#### Excerpted data ####

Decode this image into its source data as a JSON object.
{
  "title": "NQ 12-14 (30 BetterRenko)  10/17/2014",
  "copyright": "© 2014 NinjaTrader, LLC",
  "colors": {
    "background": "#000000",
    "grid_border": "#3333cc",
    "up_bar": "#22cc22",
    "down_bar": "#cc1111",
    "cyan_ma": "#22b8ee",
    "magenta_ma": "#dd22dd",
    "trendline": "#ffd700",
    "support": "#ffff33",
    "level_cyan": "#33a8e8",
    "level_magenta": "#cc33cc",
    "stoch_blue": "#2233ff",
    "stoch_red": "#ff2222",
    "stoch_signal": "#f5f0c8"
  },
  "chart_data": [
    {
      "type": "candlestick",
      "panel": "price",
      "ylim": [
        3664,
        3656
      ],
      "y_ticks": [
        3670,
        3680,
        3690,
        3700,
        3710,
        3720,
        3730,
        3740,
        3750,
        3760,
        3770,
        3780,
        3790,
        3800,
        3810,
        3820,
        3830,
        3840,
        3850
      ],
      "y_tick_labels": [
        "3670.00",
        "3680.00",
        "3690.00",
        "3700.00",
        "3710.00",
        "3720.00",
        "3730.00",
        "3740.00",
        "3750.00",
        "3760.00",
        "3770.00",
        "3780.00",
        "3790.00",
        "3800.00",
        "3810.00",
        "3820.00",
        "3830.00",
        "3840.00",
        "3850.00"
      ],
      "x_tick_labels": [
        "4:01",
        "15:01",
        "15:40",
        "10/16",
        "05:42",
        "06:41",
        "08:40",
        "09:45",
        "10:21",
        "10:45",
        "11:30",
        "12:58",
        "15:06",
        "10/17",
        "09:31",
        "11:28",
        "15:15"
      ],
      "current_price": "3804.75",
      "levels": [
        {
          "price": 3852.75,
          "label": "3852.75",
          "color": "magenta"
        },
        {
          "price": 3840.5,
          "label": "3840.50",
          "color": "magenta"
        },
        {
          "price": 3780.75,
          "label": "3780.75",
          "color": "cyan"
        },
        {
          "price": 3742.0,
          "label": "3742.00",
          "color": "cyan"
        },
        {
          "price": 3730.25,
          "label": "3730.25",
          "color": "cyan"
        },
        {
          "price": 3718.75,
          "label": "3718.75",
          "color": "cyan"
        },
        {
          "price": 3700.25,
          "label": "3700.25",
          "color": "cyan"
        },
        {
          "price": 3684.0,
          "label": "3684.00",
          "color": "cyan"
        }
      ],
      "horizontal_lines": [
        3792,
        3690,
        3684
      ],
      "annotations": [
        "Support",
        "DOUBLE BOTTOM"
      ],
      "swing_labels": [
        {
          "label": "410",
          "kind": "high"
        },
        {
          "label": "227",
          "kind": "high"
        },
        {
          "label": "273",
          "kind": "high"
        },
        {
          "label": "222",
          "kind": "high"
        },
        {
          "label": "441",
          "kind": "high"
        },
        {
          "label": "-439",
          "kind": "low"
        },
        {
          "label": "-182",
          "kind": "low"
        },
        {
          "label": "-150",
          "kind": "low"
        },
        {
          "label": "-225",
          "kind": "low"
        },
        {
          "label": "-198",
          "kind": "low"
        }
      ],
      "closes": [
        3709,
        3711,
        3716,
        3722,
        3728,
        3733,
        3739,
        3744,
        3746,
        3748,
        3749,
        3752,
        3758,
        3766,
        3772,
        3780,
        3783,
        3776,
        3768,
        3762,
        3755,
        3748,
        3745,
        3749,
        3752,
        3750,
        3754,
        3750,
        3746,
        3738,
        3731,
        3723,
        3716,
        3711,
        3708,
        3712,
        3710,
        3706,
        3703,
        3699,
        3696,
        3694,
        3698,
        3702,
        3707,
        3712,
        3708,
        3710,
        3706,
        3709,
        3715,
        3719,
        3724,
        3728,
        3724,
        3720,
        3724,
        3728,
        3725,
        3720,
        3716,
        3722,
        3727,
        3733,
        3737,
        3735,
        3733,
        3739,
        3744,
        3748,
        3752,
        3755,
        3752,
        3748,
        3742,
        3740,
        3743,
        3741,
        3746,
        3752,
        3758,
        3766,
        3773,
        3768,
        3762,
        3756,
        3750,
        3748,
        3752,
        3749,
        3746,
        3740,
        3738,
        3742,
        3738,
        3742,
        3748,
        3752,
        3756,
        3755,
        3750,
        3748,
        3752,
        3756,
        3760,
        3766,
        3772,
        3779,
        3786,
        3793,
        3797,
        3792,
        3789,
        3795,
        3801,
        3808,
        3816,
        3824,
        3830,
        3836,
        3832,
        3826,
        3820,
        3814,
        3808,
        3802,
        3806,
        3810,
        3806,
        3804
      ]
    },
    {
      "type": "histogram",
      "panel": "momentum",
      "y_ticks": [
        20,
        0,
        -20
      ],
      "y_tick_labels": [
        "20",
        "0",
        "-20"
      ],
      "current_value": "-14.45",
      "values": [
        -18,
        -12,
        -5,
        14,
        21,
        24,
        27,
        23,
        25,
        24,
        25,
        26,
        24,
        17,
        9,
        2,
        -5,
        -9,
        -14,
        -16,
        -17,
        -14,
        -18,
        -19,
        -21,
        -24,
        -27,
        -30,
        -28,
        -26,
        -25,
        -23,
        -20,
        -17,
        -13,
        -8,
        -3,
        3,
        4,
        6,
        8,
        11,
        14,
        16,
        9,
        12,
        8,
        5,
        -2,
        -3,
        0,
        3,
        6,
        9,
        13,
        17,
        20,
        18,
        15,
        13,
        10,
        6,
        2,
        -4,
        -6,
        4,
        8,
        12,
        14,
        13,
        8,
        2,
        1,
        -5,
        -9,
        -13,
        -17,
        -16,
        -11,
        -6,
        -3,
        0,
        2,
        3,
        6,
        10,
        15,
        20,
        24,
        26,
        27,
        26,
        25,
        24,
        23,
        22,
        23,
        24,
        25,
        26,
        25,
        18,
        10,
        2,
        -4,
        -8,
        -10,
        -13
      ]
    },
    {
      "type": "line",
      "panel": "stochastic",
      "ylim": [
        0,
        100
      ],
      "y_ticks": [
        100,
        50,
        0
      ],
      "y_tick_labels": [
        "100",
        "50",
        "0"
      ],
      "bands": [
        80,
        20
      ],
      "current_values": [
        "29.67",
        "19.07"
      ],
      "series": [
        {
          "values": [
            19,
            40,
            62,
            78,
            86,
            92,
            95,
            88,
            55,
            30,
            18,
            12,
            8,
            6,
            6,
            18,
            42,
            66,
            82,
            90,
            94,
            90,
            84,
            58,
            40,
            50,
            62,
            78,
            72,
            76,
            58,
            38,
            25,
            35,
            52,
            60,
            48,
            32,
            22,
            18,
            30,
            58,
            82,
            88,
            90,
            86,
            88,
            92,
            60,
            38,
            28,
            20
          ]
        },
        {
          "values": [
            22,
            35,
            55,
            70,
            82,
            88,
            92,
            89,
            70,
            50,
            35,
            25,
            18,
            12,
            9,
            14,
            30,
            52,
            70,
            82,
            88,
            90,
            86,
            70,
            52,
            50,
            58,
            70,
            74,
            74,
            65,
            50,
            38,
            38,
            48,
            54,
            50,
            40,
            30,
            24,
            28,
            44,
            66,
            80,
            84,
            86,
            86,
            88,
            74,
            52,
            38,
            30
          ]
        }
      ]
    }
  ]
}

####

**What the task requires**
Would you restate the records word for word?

**Solution to this problem**
Decode this image into its source data as a JSON object.
{
  "title": "NQ 12-14 (30 BetterRenko)  10/17/2014",
  "copyright": "© 2014 NinjaTrader, LLC",
  "colors": {
    "background": "#000000",
    "grid_border": "#3333cc",
    "up_bar": "#22cc22",
    "down_bar": "#cc1111",
    "cyan_ma": "#22b8ee",
    "magenta_ma": "#dd22dd",
    "trendline": "#ffd700",
    "support": "#ffff33",
    "level_cyan": "#33a8e8",
    "level_magenta": "#cc33cc",
    "stoch_blue": "#2233ff",
    "stoch_red": "#ff2222",
    "stoch_signal": "#f5f0c8"
  },
  "chart_data": [
    {
      "type": "candlestick",
      "panel": "price",
      "ylim": [
        3664,
        3656
      ],
      "y_ticks": [
        3670,
        3680,
        3690,
        3700,
        3710,
        3720,
        3730,
        3740,
        3750,
        3760,
        3770,
        3780,
        3790,
        3800,
        3810,
        3820,
        3830,
        3840,
        3850
      ],
      "y_tick_labels": [
        "3670.00",
        "3680.00",
        "3690.00",
        "3700.00",
        "3710.00",
        "3720.00",
        "3730.00",
        "3740.00",
        "3750.00",
        "3760.00",
        "3770.00",
        "3780.00",
        "3790.00",
        "3800.00",
        "3810.00",
        "3820.00",
        "3830.00",
        "3840.00",
        "3850.00"
      ],
      "x_tick_labels": [
        "4:01",
        "15:01",
        "15:40",
        "10/16",
        "05:42",
        "06:41",
        "08:40",
        "09:45",
        "10:21",
        "10:45",
        "11:30",
        "12:58",
        "15:06",
        "10/17",
        "09:31",
        "11:28",
        "15:15"
      ],
      "current_price": "3804.75",
      "levels": [
        {
          "price": 3852.75,
          "label": "3852.75",
          "color": "magenta"
        },
        {
          "price": 3840.5,
          "label": "3840.50",
          "color": "magenta"
        },
        {
          "price": 3780.75,
          "label": "3780.75",
          "color": "cyan"
        },
        {
          "price": 3742.0,
          "label": "3742.00",
          "color": "cyan"
        },
        {
          "price": 3730.25,
          "label": "3730.25",
          "color": "cyan"
        },
        {
          "price": 3718.75,
          "label": "3718.75",
          "color": "cyan"
        },
        {
          "price": 3700.25,
          "label": "3700.25",
          "color": "cyan"
        },
        {
          "price": 3684.0,
          "label": "3684.00",
          "color": "cyan"
        }
      ],
      "horizontal_lines": [
        3792,
        3690,
        3684
      ],
      "annotations": [
        "Support",
        "DOUBLE BOTTOM"
      ],
      "swing_labels": [
        {
          "label": "410",
          "kind": "high"
        },
        {
          "label": "227",
          "kind": "high"
        },
        {
          "label": "273",
          "kind": "high"
        },
        {
          "label": "222",
          "kind": "high"
        },
        {
          "label": "441",
          "kind": "high"
        },
        {
          "label": "-439",
          "kind": "low"
        },
        {
          "label": "-182",
          "kind": "low"
        },
        {
          "label": "-150",
          "kind": "low"
        },
        {
          "label": "-225",
          "kind": "low"
        },
        {
          "label": "-198",
          "kind": "low"
        }
      ],
      "closes": [
        3709,
        3711,
        3716,
        3722,
        3728,
        3733,
        3739,
        3744,
        3746,
        3748,
        3749,
        3752,
        3758,
        3766,
        3772,
        3780,
        3783,
        3776,
        3768,
        3762,
        3755,
        3748,
        3745,
        3749,
        3752,
        3750,
        3754,
        3750,
        3746,
        3738,
        3731,
        3723,
        3716,
        3711,
        3708,
        3712,
        3710,
        3706,
        3703,
        3699,
        3696,
        3694,
        3698,
        3702,
        3707,
        3712,
        3708,
        3710,
        3706,
        3709,
        3715,
        3719,
        3724,
        3728,
        3724,
        3720,
        3724,
        3728,
        3725,
        3720,
        3716,
        3722,
        3727,
        3733,
        3737,
        3735,
        3733,
        3739,
        3744,
        3748,
        3752,
        3755,
        3752,
        3748,
        3742,
        3740,
        3743,
        3741,
        3746,
        3752,
        3758,
        3766,
        3773,
        3768,
        3762,
        3756,
        3750,
        3748,
        3752,
        3749,
        3746,
        3740,
        3738,
        3742,
        3738,
        3742,
        3748,
        3752,
        3756,
        3755,
        3750,
        3748,
        3752,
        3756,
        3760,
        3766,
        3772,
        3779,
        3786,
        3793,
        3797,
        3792,
        3789,
        3795,
        3801,
        3808,
        3816,
        3824,
        3830,
        3836,
        3832,
        3826,
        3820,
        3814,
        3808,
        3802,
        3806,
        3810,
        3806,
        3804
      ]
    },
    {
      "type": "histogram",
      "panel": "momentum",
      "y_ticks": [
        20,
        0,
        -20
      ],
      "y_tick_labels": [
        "20",
        "0",
        "-20"
      ],
      "current_value": "-14.45",
      "values": [
        -18,
        -12,
        -5,
        14,
        21,
        24,
        27,
        23,
        25,
        24,
        25,
        26,
        24,
        17,
        9,
        2,
        -5,
        -9,
        -14,
        -16,
        -17,
        -14,
        -18,
        -19,
        -21,
        -24,
        -27,
        -30,
        -28,
        -26,
        -25,
        -23,
        -20,
        -17,
        -13,
        -8,
        -3,
        3,
        4,
        6,
        8,
        11,
        14,
        16,
        9,
        12,
        8,
        5,
        -2,
        -3,
        0,
        3,
        6,
        9,
        13,
        17,
        20,
        18,
        15,
        13,
        10,
        6,
        2,
        -4,
        -6,
        4,
        8,
        12,
        14,
        13,
        8,
        2,
        1,
        -5,
        -9,
        -13,
        -17,
        -16,
        -11,
        -6,
        -3,
        0,
        2,
        3,
        6,
        10,
        15,
        20,
        24,
        26,
        27,
        26,
        25,
        24,
        23,
        22,
        23,
        24,
        25,
        26,
        25,
        18,
        10,
        2,
        -4,
        -8,
        -10,
        -13
      ]
    },
    {
      "type": "line",
      "panel": "stochastic",
      "ylim": [
        0,
        100
      ],
      "y_ticks": [
        100,
        50,
        0
      ],
      "y_tick_labels": [
        "100",
        "50",
        "0"
      ],
      "bands": [
        80,
        20
      ],
      "current_values": [
        "29.67",
        "19.07"
      ],
      "series": [
        {
          "values": [
            19,
            40,
            62,
            78,
            86,
            92,
            95,
            88,
            55,
            30,
            18,
            12,
            8,
            6,
            6,
            18,
            42,
            66,
            82,
            90,
            94,
            90,
            84,
            58,
            40,
            50,
            62,
            78,
            72,
            76,
            58,
            38,
            25,
            35,
            52,
            60,
            48,
            32,
            22,
            18,
            30,
            58,
            82,
            88,
            90,
            86,
            88,
            92,
            60,
            38,
            28,
            20
          ]
        },
        {
          "values": [
            22,
            35,
            55,
            70,
            82,
            88,
            92,
            89,
            70,
            50,
            35,
            25,
            18,
            12,
            9,
            14,
            30,
            52,
            70,
            82,
            88,
            90,
            86,
            70,
            52,
            50,
            58,
            70,
            74,
            74,
            65,
            50,
            38,
            38,
            48,
            54,
            50,
            40,
            30,
            24,
            28,
            44,
            66,
            80,
            84,
            86,
            86,
            88,
            74,
            52,
            38,
            30
          ]
        }
      ]
    }
  ]
}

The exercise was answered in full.